We just talked about maintenance, which is obviously a very important aspect. People don’t want to live in a rundown park where the homes look as if they are going to fall apart, utilities are reliable, and there is a general sense of not caring.

You should also carefully consider to which financial class of people you want to appeal to. If you want to create a higher end mobile park, you might need to either completely replace some of the existing homes or create standards for which models of homes are acceptable. You may need to implement both ideas.

A good place to start would be to ensure that all the mobile homes in your park adhere to the HUD code and are built after a certain date. 1989 is a popular cutoff date because important amendments to the HUD code were made just prior to it. Newer homes also tend to look better and curb appeal is an important factor when attracting new tenants and determining the cost of living in your park.

You can even make reasonable demands in the lease agreement that specifies in what condition homes should be kept. This can extend to the exterior of the home and the landscape. For example, you can specify that homes follow only a certain color scheme or style.

Screen new tenants thoroughly

We want to warn you right from the start, whatever screening you put potential tenants through, you need to be very careful not to overstep the boundaries and perpetrate discrimination. There are laws in place that protect potential tenants from being disqualified based on discriminatory methods. Make sure you’re familiar with them.

That being said, you still have power over who can stay in your mobile home park. You will definitely meet with the tenant at some point and you should use this time to carefully form an impression of them.

If they have given you any cause for concern you can check their credit history, contact previous landlords or income to verify if they are likely to keep paying rent and are reliable people.

You are only allowed to take financial and criminal history into account and may not form a decision based on race, disability or the fact that they have children. However, if you can prove that you have reason to doubt their ability, or willingness, to consistently pay rent, you have a right to refuse them.

Ask mobile home residents for help

Generally speaking, mobile home residents are a productive and hands-on bunch. You would be surprised how many community members are willing to pitch in and help make big improvements to the park a reality.

Hopefully, you do have community meetings. These are a great platform to raise issues and concerns. They are also a great way for you to come to your residents with ideas and ask for help.

Community meeting

Residents will be especially willing to help if they’re coming off years living under a complacent management. Tell them what improvements you want to make to the park and be open to any kinds of help. It could be in the form of physical labor, financial aid or just providing you with contacts that can get it done for cheaper.

If it’s truly for the good of the community, many residents wouldn’t mind pitching in.

Make your mobile home park business successful this year!

That’s it! Following these guidelines, you will have your mobile home park business running smoothly in no time.
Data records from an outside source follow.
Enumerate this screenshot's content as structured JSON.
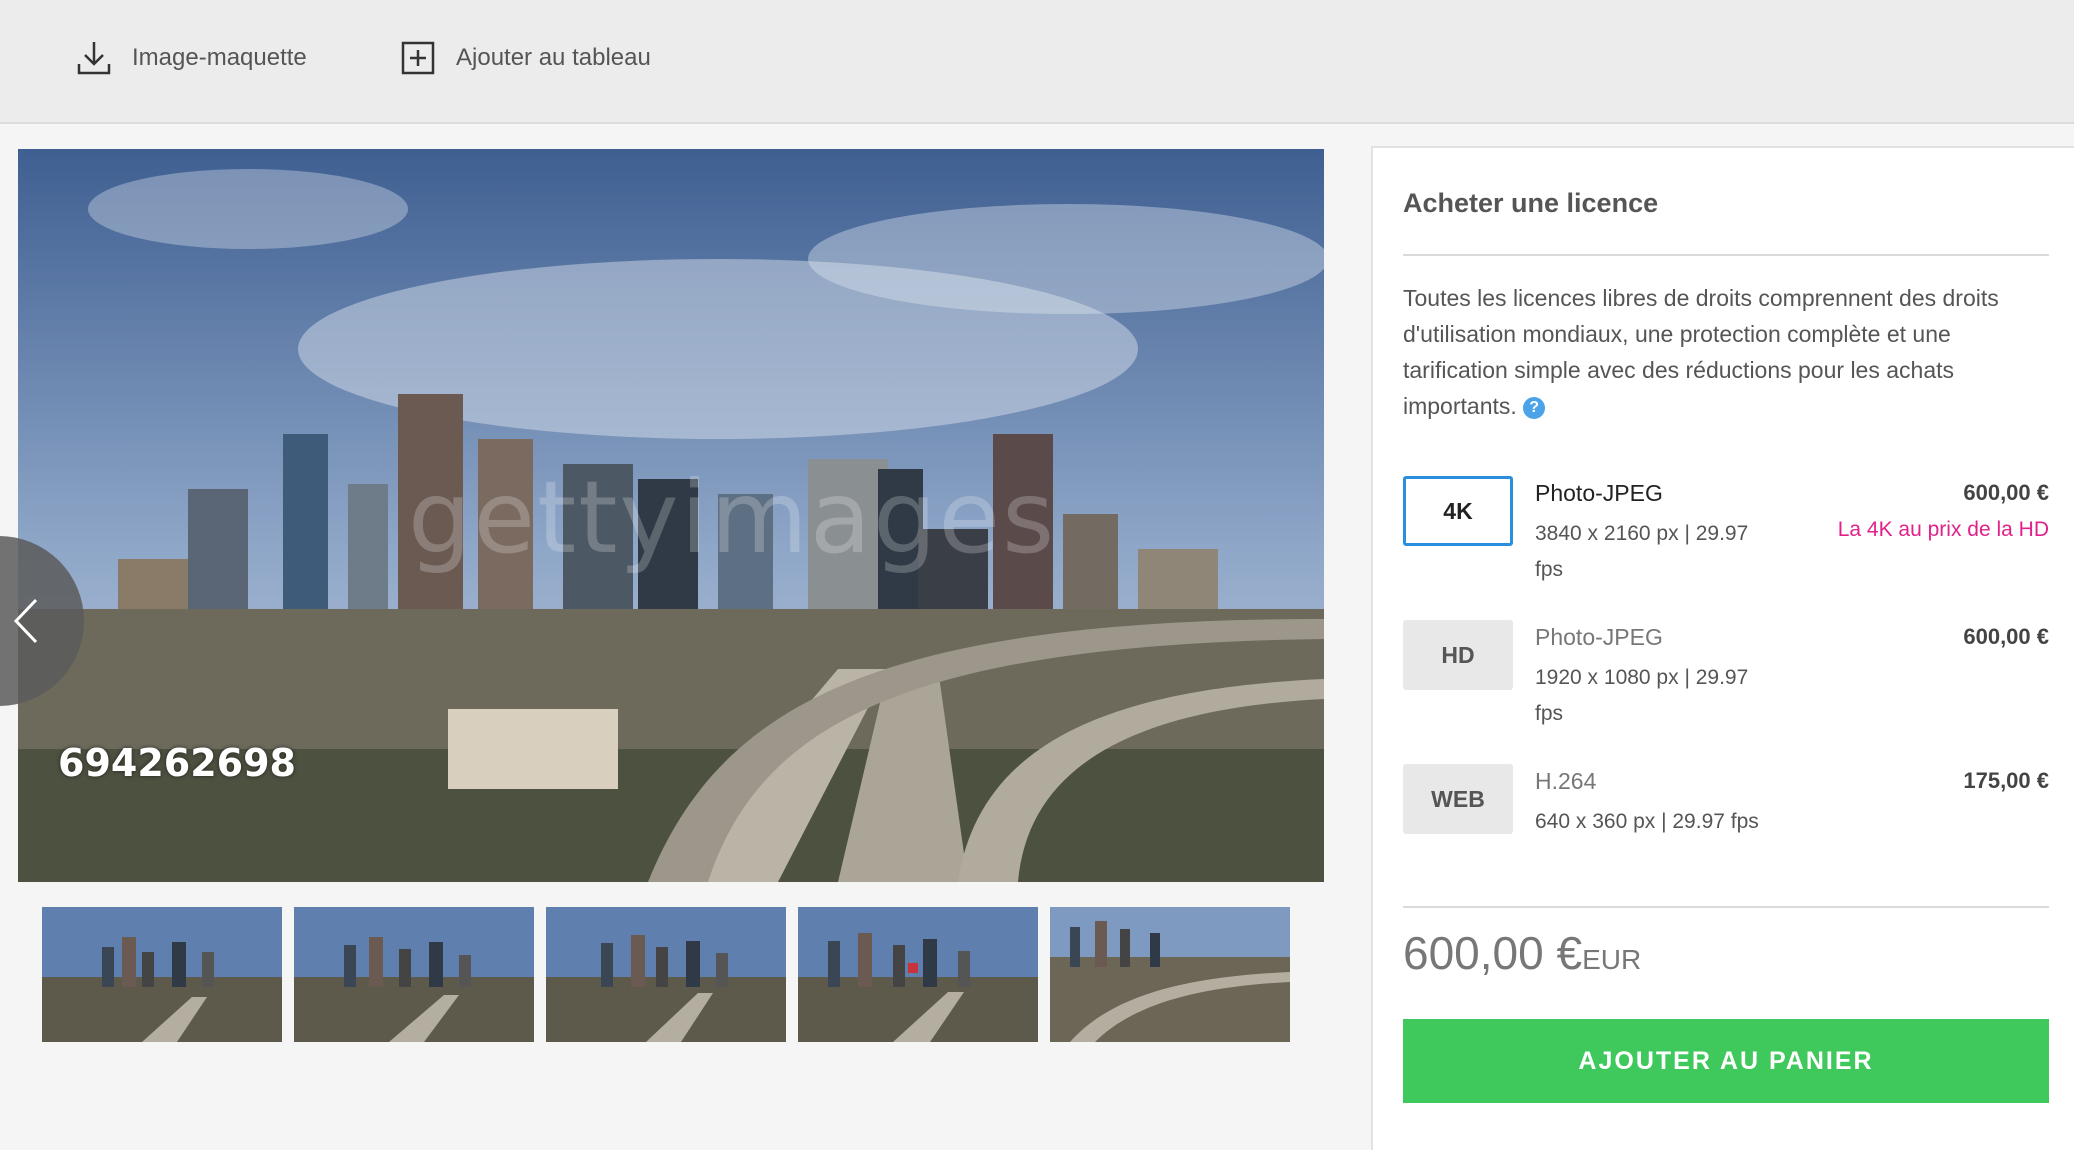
{
  "toolbar": {
    "download_label": "Image-maquette",
    "board_label": "Ajouter au tableau"
  },
  "media": {
    "watermark": "gettyimages",
    "video_id": "694262698",
    "thumbnail_count": 5
  },
  "license": {
    "title": "Acheter une licence",
    "description": "Toutes les licences libres de droits comprennent des droits d'utilisation mondiaux, une protection complète et une tarification simple avec des réductions pour les achats importants.",
    "help_glyph": "?",
    "options": [
      {
        "badge": "4K",
        "format": "Photo-JPEG",
        "spec": "3840 x 2160 px | 29.97 fps",
        "price": "600,00 €",
        "promo": "La 4K au prix de la HD",
        "selected": true
      },
      {
        "badge": "HD",
        "format": "Photo-JPEG",
        "spec": "1920 x 1080 px | 29.97 fps",
        "price": "600,00 €",
        "promo": "",
        "selected": false
      },
      {
        "badge": "WEB",
        "format": "H.264",
        "spec": "640 x 360 px | 29.97 fps",
        "price": "175,00 €",
        "promo": "",
        "selected": false
      }
    ],
    "total_amount": "600,00 €",
    "total_currency": "EUR",
    "cart_button": "AJOUTER AU PANIER"
  },
  "colors": {
    "accent_blue": "#2b8fe0",
    "cart_green": "#3fc95c",
    "promo_pink": "#e0218a"
  },
  "icons": [
    "download-icon",
    "add-to-board-icon",
    "chevron-left-icon",
    "help-icon"
  ]
}
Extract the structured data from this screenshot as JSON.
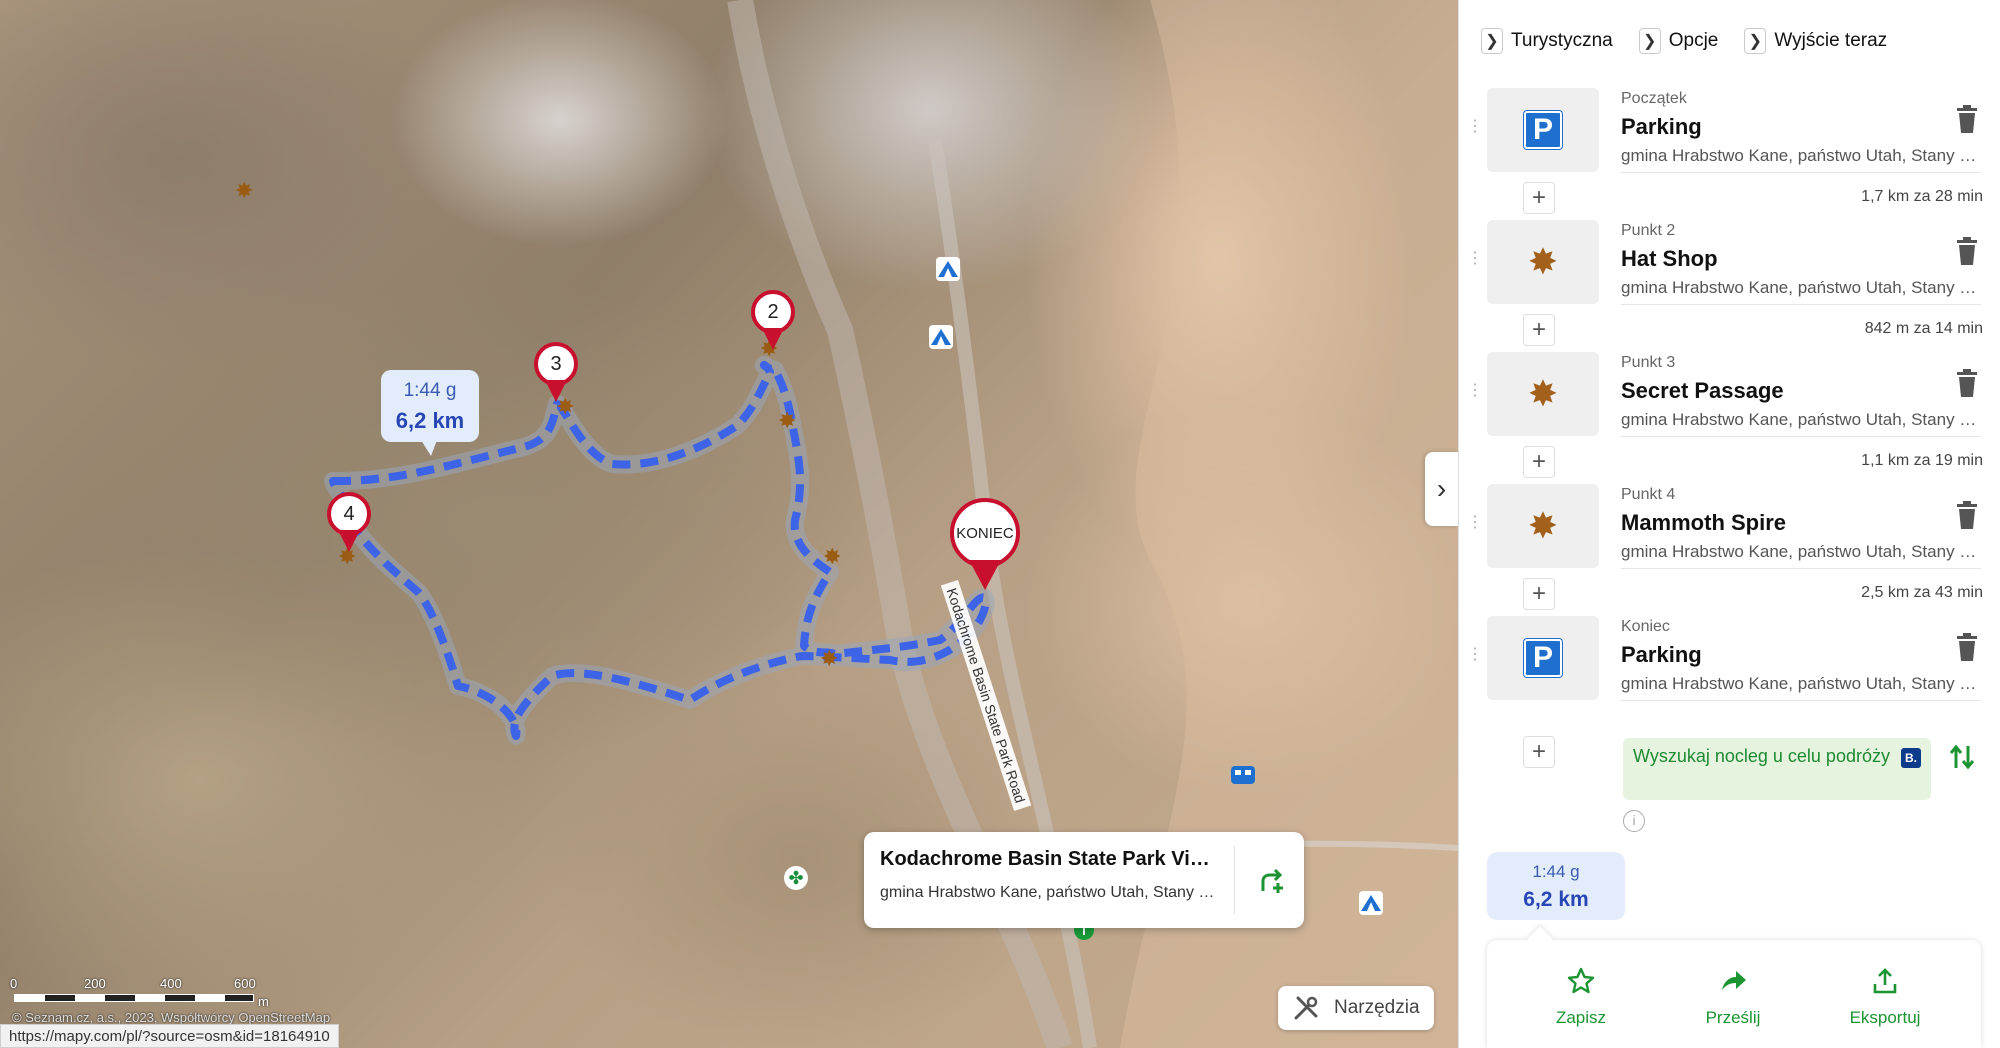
{
  "map": {
    "route_summary": {
      "time": "1:44 g",
      "distance": "6,2 km"
    },
    "markers": [
      "2",
      "3",
      "4",
      "KONIEC"
    ],
    "road_label": "Kodachrome Basin State Park Road",
    "popup": {
      "title": "Kodachrome Basin State Park Visitor Center",
      "subtitle": "gmina Hrabstwo Kane, państwo Utah, Stany Zjednoczone"
    },
    "scale": {
      "labels": [
        "0",
        "200",
        "400",
        "600"
      ],
      "unit": "m"
    },
    "attribution": "© Seznam.cz, a.s., 2023, Współtwórcy OpenStreetMap",
    "status_url": "https://mapy.com/pl/?source=osm&id=18164910",
    "tools_label": "Narzędzia",
    "collapse_icon": "›"
  },
  "panel": {
    "options": [
      {
        "label": "Turystyczna"
      },
      {
        "label": "Opcje"
      },
      {
        "label": "Wyjście teraz"
      }
    ],
    "waypoints": [
      {
        "role": "Początek",
        "name": "Parking",
        "address": "gmina Hrabstwo Kane, państwo Utah, Stany Zjednoczone",
        "icon": "parking-icon"
      },
      {
        "role": "Punkt 2",
        "name": "Hat Shop",
        "address": "gmina Hrabstwo Kane, państwo Utah, Stany Zjednoczone",
        "icon": "poi-star-icon"
      },
      {
        "role": "Punkt 3",
        "name": "Secret Passage",
        "address": "gmina Hrabstwo Kane, państwo Utah, Stany Zjednoczone",
        "icon": "poi-star-icon"
      },
      {
        "role": "Punkt 4",
        "name": "Mammoth Spire",
        "address": "gmina Hrabstwo Kane, państwo Utah, Stany Zjednoczone",
        "icon": "poi-star-icon"
      },
      {
        "role": "Koniec",
        "name": "Parking",
        "address": "gmina Hrabstwo Kane, państwo Utah, Stany Zjednoczone",
        "icon": "parking-icon"
      }
    ],
    "segments": [
      {
        "distance": "1,7 km za 28 min"
      },
      {
        "distance": "842 m za 14 min"
      },
      {
        "distance": "1,1 km za 19 min"
      },
      {
        "distance": "2,5 km za 43 min"
      }
    ],
    "booking": {
      "text": "Wyszukaj nocleg u celu podróży",
      "badge": "B."
    },
    "summary": {
      "time": "1:44 g",
      "distance": "6,2 km"
    },
    "actions": [
      {
        "label": "Zapisz",
        "icon": "star-icon"
      },
      {
        "label": "Prześlij",
        "icon": "share-icon"
      },
      {
        "label": "Eksportuj",
        "icon": "export-icon"
      }
    ]
  },
  "colors": {
    "route": "#3d63e6",
    "accent_green": "#1c9431",
    "pin_red": "#c8102e",
    "parking_blue": "#1e6fd0"
  }
}
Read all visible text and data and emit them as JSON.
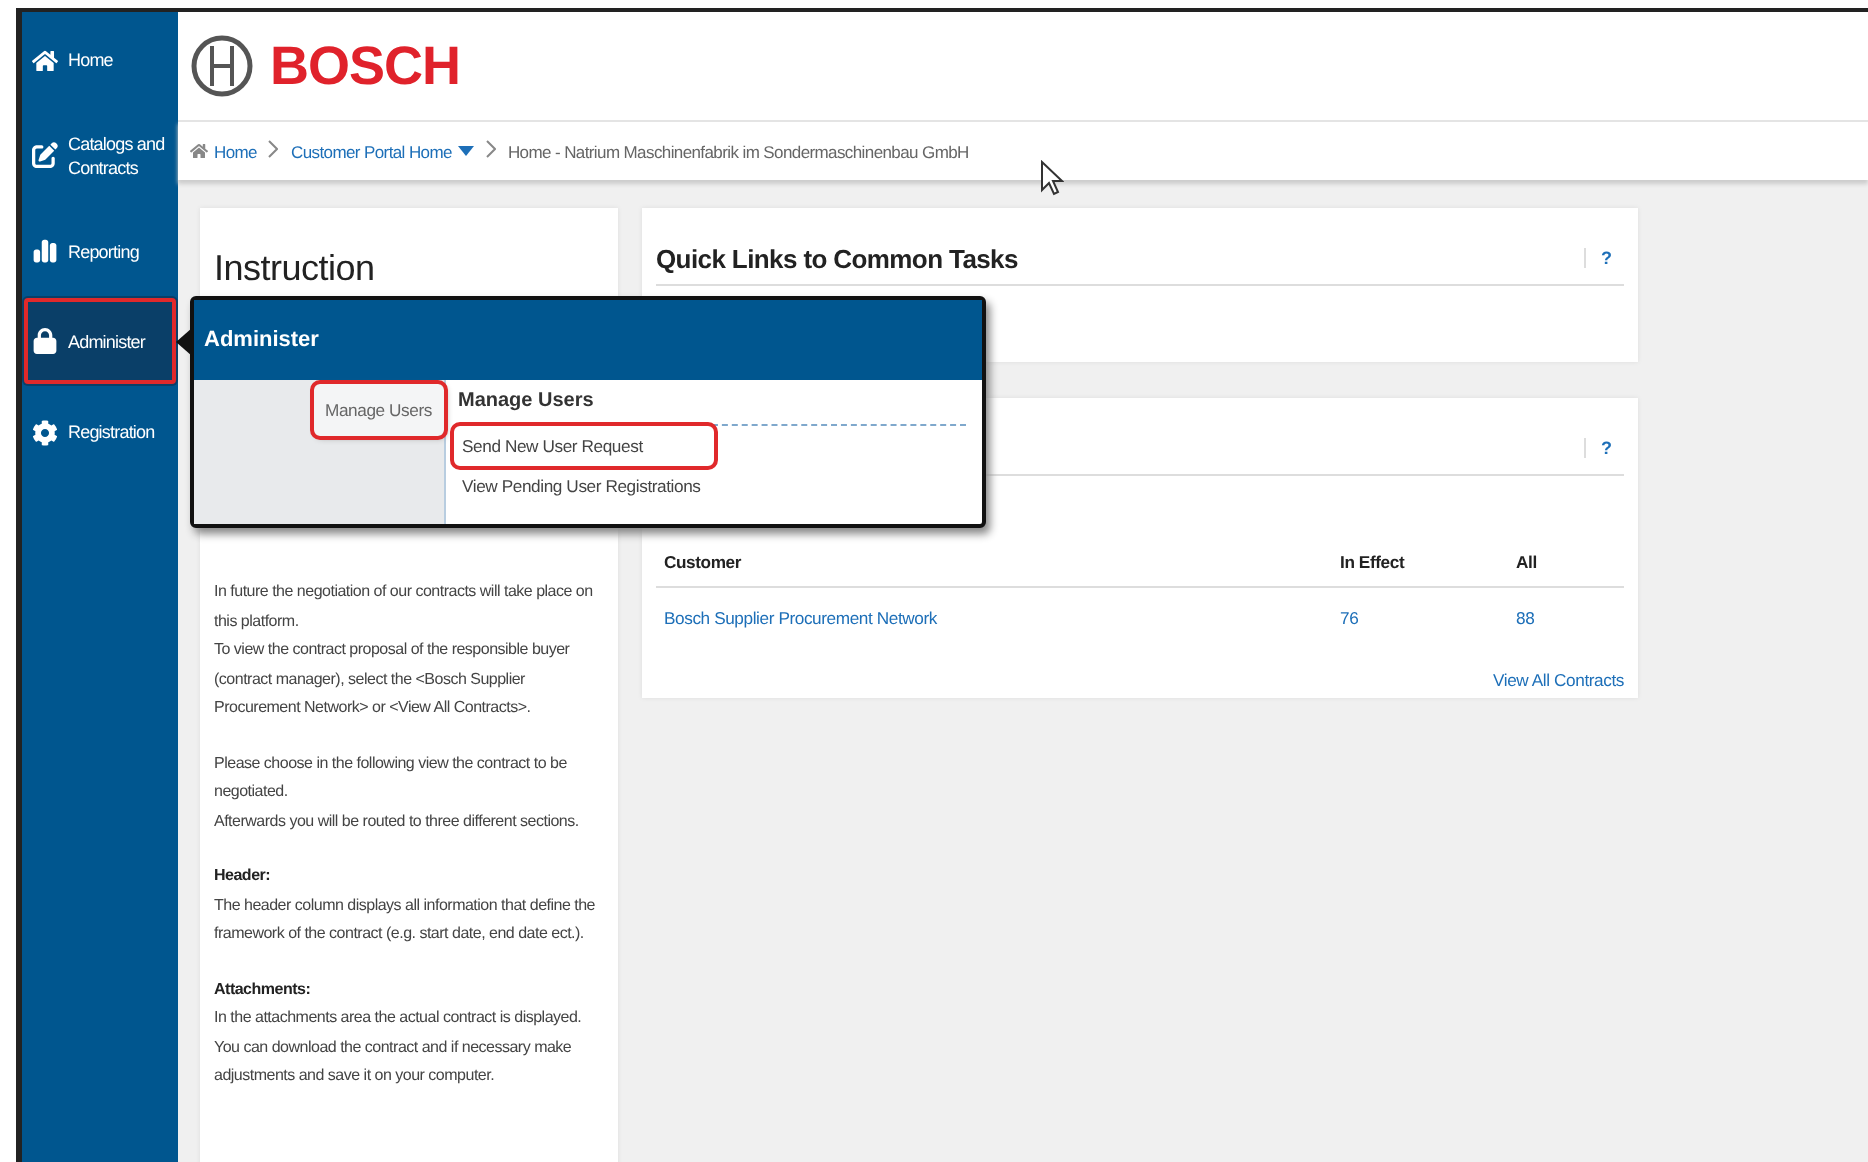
{
  "sidebar": {
    "items": [
      {
        "label": "Home",
        "selected": false,
        "highlighted": false
      },
      {
        "label": "Catalogs and Contracts",
        "selected": false,
        "highlighted": false
      },
      {
        "label": "Reporting",
        "selected": false,
        "highlighted": false
      },
      {
        "label": "Administer",
        "selected": true,
        "highlighted": true
      },
      {
        "label": "Registration",
        "selected": false,
        "highlighted": false
      }
    ]
  },
  "header": {
    "logo_text": "BOSCH"
  },
  "breadcrumb": [
    {
      "label": "Home",
      "kind": "link"
    },
    {
      "label": "Customer Portal Home",
      "kind": "dropdown"
    },
    {
      "label": "Home - Natrium Maschinenfabrik im Sondermaschinenbau GmbH",
      "kind": "text"
    }
  ],
  "instruction": {
    "title": "Instruction",
    "paragraphs": [
      {
        "kind": "text",
        "lines": [
          "In future the negotiation of our contracts will take place on this platform.",
          "To view the contract proposal of the responsible buyer (contract manager), select the <Bosch Supplier Procurement Network> or <View All Contracts>."
        ]
      },
      {
        "kind": "text",
        "lines": [
          "Please choose in the following view the contract to be negotiated.",
          "Afterwards you will be routed to three different sections."
        ]
      },
      {
        "kind": "section",
        "heading": "Header:",
        "lines": [
          "The header column displays all information that define the framework of the contract (e.g. start date, end date ect.)."
        ]
      },
      {
        "kind": "section",
        "heading": "Attachments:",
        "lines": [
          "In the attachments area the actual contract is displayed. You can download the contract and if necessary make adjustments and save it on your computer."
        ]
      }
    ]
  },
  "quick_links": {
    "title": "Quick Links to Common Tasks",
    "help": "?"
  },
  "contracts": {
    "help": "?",
    "columns": [
      "Customer",
      "In Effect",
      "All"
    ],
    "rows": [
      [
        "Bosch Supplier Procurement Network",
        "76",
        "88"
      ]
    ],
    "footer_link": "View All Contracts"
  },
  "popup": {
    "title": "Administer",
    "categories": [
      {
        "label": "Manage Users",
        "selected": true,
        "highlighted": true
      }
    ],
    "section_title": "Manage Users",
    "items": [
      {
        "label": "Send New User Request",
        "highlighted": true
      },
      {
        "label": "View Pending User Registrations",
        "highlighted": false
      }
    ]
  }
}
It’s important to form a proper habit of taking care of these tasks until it is just another everyday part of you running your mobile home park.

About Dan Leighton

Dan Leighton has been working in the mobile home industry for over a decade. His focus has been on sales and customer relations - making sure each person in the transaction is comfortable and fully transparent. He has a wife and one son. Dan continues to look for innovative ways to help both sellers and parks get the most bang for their buck.

Written by Dan Leighton

Dan Leighton has been working in the mobile home industry for over a decade. His focus has been on sales and customer relations - making sure each person in the transaction is comfortable and fully transparent. He has a wife and one son. Dan continues to look for innovative ways to help both sellers and parks get the most bang for their buck.

February 2, 2018